So, how can data-based information be used to enhance consumption of contraceptives?

According to Dr Bosire, attitude, cultural practices and beliefs, religion and level of education all play a crucial role in whether a couple adopts contraception or not.

Both partners must also be involved, she says. ‘‘The struggle is always to ensure that we prevent the escalation of unmet need,’’ Dr Bosire observes. ‘‘The available data goes a long way to aid in planning when finding ways to boost uptake. It helps to map out the population vis-à-vis the healthcare institutions and healthcare workers available,’’ she notes, adding that these insights help in developing a model that helps to address the inequality.

Further, Dr Bosire says belief in large families as a marker of wealth discourages adoption of contraceptives.

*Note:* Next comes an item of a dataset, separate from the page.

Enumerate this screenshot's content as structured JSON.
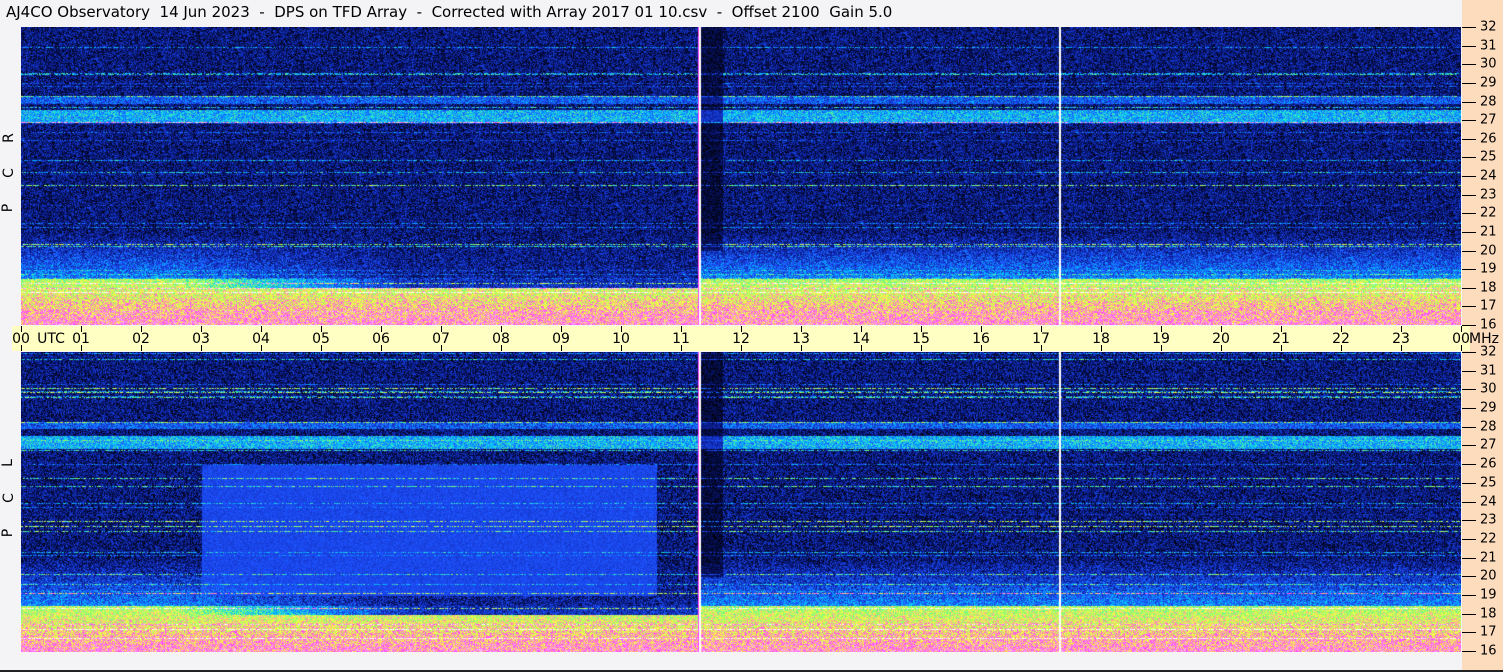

The situation is not helped either by a high mortality rate of children below five years in the county.

Ultimately, Dr Bosire says, statistical information helps to ‘‘evaluate the extent of the negative predictors and to guide on how to turn around the uptake’’.

To enhance adoption of contraceptives, Lasuru says behaviour change and communication hold the key, especially to debunk the myths around this. ‘‘Occasionally, we conduct health education in the community,’’ he says.